WHAT THE TASK ASKS:
Within the lines below, find those that hold the string "chooser" and copy each one.

*** DATA UNDER STUDY ***

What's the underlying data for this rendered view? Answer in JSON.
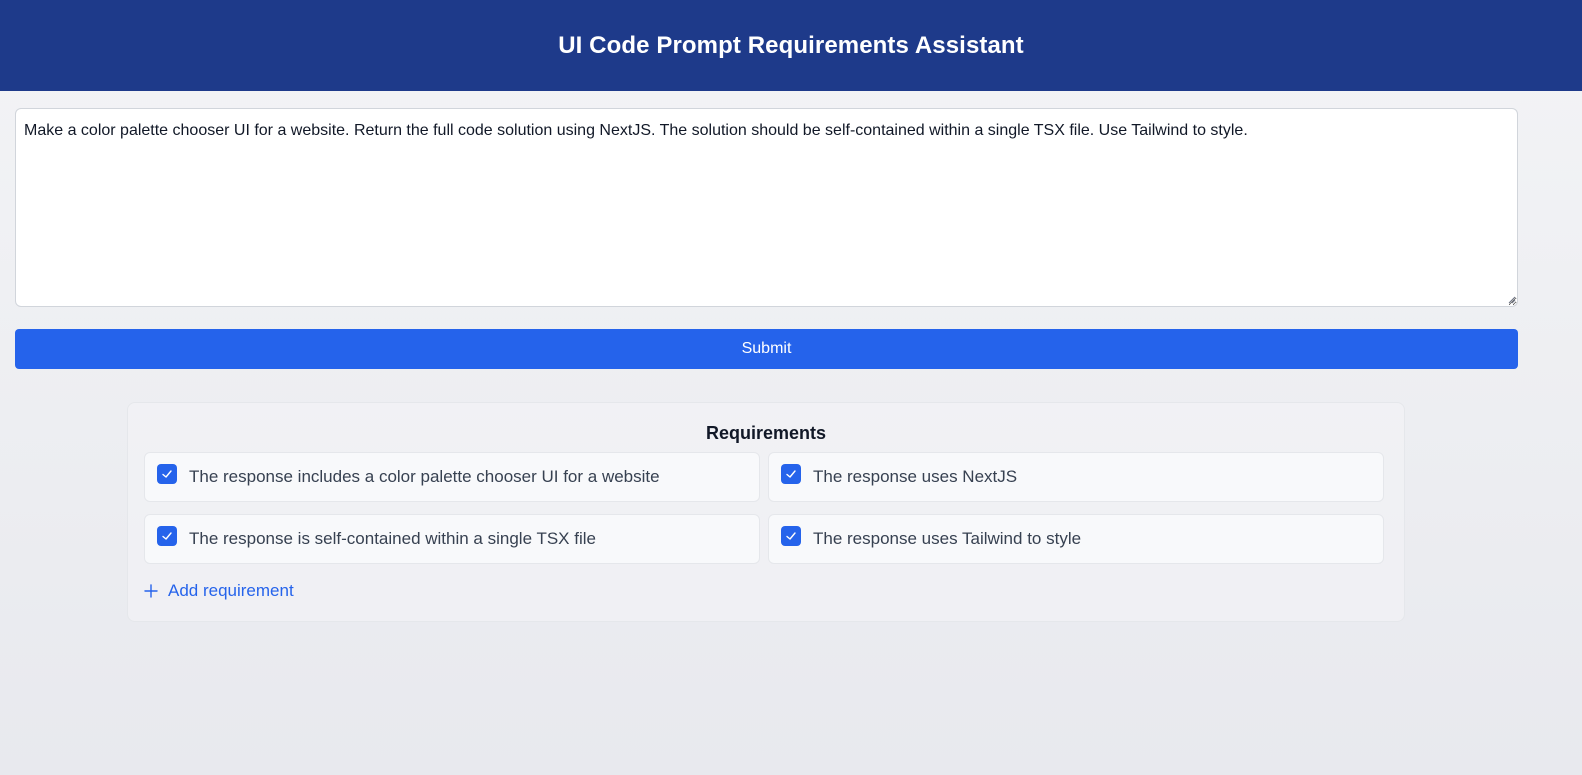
{
  "header": {
    "title": "UI Code Prompt Requirements Assistant"
  },
  "prompt": {
    "value": "Make a color palette chooser UI for a website. Return the full code solution using NextJS. The solution should be self-contained within a single TSX file. Use Tailwind to style."
  },
  "submit": {
    "label": "Submit"
  },
  "requirements": {
    "title": "Requirements",
    "items": [
      {
        "label": "The response includes a color palette chooser UI for a website",
        "checked": true
      },
      {
        "label": "The response uses NextJS",
        "checked": true
      },
      {
        "label": "The response is self-contained within a single TSX file",
        "checked": true
      },
      {
        "label": "The response uses Tailwind to style",
        "checked": true
      }
    ],
    "add_label": "Add requirement"
  },
  "colors": {
    "header_bg": "#1e3a8a",
    "accent": "#2563eb"
  },
  "icons": {
    "checkbox": "check-icon",
    "add": "plus-icon",
    "grip": "resize-grip-icon"
  }
}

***

SOLUTION TO THIS TASK:
    "value": "Make a color palette chooser UI for a website. Return the full code solution using NextJS. The solution should be self-contained within a single TSX file. Use Tailwind to style."
        "label": "The response includes a color palette chooser UI for a website",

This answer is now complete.